▶ _TASK TO COMPLETE_
Please count the lines below that hold the word "generateMultiplePOs" and give the count without any other text.

▶ _THE DATA_
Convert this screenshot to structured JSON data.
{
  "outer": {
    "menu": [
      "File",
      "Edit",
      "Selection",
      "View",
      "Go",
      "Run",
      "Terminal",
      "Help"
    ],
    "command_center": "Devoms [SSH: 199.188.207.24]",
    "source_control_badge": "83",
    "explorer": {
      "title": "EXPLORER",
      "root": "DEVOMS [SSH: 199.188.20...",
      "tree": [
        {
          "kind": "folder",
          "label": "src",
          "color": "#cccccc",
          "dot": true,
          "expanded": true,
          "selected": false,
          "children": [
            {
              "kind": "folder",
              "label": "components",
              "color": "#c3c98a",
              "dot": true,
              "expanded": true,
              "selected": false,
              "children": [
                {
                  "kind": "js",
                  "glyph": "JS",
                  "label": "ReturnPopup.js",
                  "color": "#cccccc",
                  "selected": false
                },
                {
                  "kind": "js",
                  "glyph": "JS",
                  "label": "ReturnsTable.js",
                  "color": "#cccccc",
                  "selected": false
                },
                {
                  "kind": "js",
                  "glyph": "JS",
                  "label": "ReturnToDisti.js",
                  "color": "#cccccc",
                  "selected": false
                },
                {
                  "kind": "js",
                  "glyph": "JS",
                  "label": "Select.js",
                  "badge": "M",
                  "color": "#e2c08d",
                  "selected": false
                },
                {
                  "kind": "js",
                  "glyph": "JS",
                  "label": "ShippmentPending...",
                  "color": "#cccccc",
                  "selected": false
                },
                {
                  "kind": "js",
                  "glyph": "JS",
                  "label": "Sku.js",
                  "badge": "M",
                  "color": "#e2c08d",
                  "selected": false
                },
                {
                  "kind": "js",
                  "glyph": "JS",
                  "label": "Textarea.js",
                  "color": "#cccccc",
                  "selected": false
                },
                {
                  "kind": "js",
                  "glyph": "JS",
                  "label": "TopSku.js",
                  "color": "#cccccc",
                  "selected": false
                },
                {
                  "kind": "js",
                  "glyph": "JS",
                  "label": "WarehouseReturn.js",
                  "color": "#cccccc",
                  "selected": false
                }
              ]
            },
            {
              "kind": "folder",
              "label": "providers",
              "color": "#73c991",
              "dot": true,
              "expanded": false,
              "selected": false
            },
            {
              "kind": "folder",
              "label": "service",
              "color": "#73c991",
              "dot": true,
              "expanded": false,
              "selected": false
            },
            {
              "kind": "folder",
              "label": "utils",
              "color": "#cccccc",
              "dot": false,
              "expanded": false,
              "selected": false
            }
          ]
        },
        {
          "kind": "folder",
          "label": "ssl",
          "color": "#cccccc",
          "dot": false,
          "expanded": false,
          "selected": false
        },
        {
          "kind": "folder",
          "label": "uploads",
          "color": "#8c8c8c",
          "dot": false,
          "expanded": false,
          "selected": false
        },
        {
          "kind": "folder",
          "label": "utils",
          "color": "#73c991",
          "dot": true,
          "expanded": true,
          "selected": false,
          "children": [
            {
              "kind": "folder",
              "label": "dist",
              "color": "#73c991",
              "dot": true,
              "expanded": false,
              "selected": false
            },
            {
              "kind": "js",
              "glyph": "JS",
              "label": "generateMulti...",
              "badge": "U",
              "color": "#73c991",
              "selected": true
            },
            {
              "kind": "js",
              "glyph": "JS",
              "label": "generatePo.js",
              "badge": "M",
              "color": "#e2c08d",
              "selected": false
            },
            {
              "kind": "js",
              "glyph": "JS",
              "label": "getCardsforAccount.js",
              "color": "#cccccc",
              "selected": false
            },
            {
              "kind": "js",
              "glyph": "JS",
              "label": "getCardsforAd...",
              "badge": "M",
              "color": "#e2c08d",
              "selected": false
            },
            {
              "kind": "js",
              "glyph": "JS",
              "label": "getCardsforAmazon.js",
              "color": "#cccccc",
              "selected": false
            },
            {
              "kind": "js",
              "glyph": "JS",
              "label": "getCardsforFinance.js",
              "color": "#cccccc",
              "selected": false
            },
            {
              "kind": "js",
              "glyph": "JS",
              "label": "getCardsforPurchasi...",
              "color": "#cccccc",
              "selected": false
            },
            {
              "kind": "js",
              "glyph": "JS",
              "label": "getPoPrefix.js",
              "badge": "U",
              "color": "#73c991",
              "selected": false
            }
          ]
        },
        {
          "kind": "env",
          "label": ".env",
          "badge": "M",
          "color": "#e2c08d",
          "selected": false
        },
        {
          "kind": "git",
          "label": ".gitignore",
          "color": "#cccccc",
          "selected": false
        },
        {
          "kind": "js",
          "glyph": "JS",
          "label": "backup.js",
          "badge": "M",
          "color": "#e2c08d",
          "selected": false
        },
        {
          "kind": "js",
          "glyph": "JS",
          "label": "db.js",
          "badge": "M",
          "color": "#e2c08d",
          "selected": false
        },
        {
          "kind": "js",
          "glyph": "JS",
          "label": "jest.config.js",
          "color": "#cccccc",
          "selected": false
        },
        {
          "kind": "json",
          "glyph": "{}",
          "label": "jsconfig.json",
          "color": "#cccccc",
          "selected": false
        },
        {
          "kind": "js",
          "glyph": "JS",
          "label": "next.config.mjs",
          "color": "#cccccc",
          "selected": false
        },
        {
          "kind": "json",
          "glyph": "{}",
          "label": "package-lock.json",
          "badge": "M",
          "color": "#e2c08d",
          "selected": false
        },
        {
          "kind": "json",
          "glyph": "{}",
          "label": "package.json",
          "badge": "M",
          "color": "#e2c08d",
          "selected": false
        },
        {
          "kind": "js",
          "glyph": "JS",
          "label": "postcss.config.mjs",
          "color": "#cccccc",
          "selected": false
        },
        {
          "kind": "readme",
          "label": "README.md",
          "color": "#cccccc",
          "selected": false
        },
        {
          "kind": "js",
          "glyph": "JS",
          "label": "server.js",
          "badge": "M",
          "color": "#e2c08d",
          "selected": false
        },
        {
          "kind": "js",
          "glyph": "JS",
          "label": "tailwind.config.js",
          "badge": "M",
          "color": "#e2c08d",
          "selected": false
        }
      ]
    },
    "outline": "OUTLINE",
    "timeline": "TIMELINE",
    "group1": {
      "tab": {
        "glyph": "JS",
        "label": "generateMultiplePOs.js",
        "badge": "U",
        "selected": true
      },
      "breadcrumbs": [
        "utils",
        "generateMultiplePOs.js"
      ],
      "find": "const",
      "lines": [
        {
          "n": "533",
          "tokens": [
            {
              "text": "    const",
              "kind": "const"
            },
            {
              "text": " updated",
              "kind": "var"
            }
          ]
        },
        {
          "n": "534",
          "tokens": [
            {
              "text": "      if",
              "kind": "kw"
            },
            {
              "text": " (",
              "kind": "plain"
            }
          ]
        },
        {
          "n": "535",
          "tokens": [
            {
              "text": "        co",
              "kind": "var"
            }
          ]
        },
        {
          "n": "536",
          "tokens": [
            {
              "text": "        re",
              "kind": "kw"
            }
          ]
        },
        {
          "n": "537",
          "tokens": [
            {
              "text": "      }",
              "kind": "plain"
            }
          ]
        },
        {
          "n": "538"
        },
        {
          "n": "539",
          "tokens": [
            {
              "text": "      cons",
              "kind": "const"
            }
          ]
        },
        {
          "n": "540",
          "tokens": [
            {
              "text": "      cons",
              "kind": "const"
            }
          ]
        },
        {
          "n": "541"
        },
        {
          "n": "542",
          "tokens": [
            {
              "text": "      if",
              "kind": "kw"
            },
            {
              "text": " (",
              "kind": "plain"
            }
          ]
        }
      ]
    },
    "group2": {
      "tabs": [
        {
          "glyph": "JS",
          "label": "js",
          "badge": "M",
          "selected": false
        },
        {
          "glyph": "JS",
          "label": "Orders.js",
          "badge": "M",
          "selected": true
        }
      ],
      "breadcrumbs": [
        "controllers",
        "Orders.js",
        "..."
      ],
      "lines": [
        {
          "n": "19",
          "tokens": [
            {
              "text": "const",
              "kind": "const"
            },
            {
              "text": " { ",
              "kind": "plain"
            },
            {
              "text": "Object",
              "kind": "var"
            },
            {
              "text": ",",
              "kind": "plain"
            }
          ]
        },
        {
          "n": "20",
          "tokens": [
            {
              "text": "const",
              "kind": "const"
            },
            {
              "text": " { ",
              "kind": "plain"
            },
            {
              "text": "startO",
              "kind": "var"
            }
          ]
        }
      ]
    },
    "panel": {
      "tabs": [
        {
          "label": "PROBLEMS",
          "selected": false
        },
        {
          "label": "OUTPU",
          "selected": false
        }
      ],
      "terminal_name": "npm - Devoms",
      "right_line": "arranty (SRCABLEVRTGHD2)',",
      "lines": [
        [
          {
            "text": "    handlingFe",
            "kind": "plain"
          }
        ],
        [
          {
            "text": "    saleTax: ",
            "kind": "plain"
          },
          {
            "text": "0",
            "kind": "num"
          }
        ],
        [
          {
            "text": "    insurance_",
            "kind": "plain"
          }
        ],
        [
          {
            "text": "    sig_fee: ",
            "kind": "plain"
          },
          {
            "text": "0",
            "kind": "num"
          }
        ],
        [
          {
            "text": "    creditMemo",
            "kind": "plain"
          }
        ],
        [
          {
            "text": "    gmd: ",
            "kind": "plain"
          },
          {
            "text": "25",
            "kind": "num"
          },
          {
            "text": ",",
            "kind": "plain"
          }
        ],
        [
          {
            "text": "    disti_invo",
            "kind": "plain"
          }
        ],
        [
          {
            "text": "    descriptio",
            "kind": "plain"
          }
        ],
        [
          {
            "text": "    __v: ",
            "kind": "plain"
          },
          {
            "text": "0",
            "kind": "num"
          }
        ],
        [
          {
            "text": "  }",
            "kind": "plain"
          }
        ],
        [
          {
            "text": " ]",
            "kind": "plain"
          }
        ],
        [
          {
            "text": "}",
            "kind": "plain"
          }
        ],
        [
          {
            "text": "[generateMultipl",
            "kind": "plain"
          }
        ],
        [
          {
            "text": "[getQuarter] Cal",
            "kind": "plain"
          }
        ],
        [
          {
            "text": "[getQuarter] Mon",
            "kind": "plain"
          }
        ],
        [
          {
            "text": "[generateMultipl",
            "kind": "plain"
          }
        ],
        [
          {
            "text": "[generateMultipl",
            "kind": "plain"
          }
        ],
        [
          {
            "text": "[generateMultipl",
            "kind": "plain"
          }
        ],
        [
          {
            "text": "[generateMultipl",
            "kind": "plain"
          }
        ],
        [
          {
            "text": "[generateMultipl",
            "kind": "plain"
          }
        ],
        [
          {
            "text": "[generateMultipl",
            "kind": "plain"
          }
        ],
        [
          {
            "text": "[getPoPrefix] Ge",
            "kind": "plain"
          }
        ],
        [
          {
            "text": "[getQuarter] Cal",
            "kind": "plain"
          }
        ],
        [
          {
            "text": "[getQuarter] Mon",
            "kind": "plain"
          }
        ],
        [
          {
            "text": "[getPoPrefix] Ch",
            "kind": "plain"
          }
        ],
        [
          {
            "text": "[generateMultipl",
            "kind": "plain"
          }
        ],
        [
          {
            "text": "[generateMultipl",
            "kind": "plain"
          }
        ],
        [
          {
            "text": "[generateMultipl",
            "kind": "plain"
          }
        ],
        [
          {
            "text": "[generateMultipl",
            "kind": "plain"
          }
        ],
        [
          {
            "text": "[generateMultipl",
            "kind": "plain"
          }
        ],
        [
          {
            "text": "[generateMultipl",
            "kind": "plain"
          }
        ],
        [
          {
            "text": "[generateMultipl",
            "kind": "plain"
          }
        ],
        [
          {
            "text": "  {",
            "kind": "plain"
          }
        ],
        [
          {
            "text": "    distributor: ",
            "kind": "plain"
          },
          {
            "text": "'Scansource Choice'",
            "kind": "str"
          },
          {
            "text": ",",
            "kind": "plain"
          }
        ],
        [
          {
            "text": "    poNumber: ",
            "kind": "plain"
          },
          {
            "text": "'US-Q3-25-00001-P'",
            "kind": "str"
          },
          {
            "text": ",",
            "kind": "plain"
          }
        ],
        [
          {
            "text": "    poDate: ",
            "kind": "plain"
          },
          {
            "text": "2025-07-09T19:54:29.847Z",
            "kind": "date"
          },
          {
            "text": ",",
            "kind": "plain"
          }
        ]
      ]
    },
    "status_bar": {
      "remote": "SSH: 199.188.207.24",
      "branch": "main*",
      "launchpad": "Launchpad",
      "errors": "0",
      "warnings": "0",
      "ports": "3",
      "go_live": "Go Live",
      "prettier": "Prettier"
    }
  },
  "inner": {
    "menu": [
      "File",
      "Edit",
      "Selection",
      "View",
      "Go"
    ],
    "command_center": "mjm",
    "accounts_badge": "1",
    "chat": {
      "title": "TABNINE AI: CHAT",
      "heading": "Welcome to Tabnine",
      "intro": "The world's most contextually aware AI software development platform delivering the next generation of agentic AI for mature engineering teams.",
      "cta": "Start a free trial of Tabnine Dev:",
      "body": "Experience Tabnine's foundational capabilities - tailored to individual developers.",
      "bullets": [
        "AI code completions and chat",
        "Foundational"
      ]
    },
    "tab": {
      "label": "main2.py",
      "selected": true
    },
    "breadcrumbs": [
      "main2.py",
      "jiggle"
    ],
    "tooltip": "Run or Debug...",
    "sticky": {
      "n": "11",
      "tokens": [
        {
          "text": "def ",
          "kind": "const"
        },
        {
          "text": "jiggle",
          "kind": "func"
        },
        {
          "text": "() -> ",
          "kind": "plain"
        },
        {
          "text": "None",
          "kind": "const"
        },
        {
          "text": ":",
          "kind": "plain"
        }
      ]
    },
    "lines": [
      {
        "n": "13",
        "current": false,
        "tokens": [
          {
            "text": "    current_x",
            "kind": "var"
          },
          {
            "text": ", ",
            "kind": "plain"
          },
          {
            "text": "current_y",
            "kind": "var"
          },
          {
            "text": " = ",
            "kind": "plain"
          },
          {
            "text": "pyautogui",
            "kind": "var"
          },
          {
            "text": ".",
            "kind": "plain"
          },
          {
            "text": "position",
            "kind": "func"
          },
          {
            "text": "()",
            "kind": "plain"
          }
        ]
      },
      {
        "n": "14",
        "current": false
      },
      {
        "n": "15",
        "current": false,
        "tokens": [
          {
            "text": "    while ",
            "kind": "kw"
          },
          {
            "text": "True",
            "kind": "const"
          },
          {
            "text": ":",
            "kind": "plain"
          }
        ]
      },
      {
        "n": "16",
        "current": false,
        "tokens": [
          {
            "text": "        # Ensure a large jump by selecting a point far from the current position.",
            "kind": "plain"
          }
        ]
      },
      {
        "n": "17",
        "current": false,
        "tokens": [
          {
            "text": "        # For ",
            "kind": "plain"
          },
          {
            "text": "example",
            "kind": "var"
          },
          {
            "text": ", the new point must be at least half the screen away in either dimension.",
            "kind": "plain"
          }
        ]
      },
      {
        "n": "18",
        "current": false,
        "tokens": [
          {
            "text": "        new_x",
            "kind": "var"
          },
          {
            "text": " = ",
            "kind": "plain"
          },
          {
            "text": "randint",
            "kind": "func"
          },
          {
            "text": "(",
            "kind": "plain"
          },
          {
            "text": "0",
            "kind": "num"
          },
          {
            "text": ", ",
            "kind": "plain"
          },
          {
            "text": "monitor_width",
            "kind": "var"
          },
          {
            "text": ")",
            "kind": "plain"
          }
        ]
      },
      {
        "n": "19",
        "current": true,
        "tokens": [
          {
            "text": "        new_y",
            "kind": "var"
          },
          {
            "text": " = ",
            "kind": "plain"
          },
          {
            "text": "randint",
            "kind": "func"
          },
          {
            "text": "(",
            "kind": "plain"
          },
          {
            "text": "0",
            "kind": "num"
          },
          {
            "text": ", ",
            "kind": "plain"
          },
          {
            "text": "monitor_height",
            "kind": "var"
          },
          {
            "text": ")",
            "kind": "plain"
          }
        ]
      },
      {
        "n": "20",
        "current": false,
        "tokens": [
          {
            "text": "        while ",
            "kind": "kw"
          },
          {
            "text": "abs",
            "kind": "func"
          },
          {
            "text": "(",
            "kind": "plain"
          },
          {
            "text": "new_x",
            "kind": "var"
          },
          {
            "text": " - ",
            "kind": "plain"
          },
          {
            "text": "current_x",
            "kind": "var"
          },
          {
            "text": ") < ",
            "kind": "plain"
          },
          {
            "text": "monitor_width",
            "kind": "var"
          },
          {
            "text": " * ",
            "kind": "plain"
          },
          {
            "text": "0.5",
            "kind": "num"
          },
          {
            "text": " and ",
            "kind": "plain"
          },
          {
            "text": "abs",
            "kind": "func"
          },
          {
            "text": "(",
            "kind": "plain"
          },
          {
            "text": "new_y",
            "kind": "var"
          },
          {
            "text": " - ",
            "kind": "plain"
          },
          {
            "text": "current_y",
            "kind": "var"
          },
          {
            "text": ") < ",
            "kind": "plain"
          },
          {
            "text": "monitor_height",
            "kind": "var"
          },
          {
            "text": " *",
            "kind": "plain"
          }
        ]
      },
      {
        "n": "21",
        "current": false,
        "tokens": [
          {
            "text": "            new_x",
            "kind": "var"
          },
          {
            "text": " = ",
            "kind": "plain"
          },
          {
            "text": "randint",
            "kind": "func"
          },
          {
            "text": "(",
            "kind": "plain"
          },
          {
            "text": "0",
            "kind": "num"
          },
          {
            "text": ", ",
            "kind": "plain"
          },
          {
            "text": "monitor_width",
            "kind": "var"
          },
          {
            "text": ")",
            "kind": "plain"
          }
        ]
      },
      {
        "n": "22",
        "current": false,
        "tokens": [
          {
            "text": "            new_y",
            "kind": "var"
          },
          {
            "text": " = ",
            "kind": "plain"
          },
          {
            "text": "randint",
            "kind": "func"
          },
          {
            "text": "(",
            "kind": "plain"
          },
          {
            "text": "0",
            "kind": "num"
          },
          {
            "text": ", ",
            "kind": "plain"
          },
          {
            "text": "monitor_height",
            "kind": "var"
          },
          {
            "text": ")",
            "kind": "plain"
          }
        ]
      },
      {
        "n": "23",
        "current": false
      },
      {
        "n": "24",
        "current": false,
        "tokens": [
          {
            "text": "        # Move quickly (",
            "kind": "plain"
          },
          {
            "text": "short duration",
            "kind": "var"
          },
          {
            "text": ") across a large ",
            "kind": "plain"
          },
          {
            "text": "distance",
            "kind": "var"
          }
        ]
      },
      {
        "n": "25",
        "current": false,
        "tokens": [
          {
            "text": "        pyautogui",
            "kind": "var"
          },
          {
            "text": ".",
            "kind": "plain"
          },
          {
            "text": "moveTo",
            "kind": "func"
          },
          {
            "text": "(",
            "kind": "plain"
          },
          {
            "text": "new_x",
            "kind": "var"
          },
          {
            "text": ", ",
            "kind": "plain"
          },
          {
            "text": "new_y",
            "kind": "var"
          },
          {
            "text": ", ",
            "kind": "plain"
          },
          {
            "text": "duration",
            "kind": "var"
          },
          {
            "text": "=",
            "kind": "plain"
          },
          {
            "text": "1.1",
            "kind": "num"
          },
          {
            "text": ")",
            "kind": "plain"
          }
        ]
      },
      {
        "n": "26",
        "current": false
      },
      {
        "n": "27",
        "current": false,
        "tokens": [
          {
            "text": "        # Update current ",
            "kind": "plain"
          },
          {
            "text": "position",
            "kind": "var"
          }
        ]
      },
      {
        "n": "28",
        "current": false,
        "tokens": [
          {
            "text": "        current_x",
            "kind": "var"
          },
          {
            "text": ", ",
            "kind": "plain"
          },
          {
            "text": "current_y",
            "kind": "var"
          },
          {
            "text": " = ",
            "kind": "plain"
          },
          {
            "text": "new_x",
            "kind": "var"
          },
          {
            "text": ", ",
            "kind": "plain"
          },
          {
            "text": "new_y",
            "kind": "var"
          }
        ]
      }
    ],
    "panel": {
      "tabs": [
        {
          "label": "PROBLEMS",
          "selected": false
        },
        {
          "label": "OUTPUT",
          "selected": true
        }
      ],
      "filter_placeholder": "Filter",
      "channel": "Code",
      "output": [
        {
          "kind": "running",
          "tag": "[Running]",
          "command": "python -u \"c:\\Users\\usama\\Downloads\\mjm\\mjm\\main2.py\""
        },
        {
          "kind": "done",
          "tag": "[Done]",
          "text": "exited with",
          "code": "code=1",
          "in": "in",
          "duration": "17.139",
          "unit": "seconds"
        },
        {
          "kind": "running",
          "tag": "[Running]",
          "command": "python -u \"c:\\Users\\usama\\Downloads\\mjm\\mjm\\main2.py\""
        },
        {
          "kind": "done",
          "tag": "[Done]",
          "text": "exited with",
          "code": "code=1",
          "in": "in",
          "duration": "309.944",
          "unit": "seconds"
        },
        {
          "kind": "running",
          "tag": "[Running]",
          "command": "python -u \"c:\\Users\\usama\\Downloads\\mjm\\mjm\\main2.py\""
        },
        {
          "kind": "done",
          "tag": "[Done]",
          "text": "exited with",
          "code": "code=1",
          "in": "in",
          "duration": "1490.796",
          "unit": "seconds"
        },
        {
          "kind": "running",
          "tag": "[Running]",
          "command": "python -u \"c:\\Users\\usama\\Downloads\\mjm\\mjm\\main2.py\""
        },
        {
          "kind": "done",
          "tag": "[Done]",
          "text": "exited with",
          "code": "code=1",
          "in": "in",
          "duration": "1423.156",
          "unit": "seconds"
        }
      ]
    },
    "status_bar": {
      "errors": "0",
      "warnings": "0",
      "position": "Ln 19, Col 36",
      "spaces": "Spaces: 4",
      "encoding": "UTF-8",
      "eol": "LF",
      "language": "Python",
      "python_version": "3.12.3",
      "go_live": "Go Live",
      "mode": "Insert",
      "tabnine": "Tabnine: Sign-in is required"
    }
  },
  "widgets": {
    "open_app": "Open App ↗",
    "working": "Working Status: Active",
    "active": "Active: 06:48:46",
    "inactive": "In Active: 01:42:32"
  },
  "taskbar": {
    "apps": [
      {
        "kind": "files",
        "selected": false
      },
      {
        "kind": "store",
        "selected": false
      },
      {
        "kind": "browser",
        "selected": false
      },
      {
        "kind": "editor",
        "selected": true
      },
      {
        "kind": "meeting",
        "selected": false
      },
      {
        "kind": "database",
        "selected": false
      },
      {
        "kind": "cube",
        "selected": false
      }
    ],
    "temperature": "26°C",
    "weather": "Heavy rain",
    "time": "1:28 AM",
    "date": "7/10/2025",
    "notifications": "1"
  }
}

▶ _YOUR SOLUTION_
2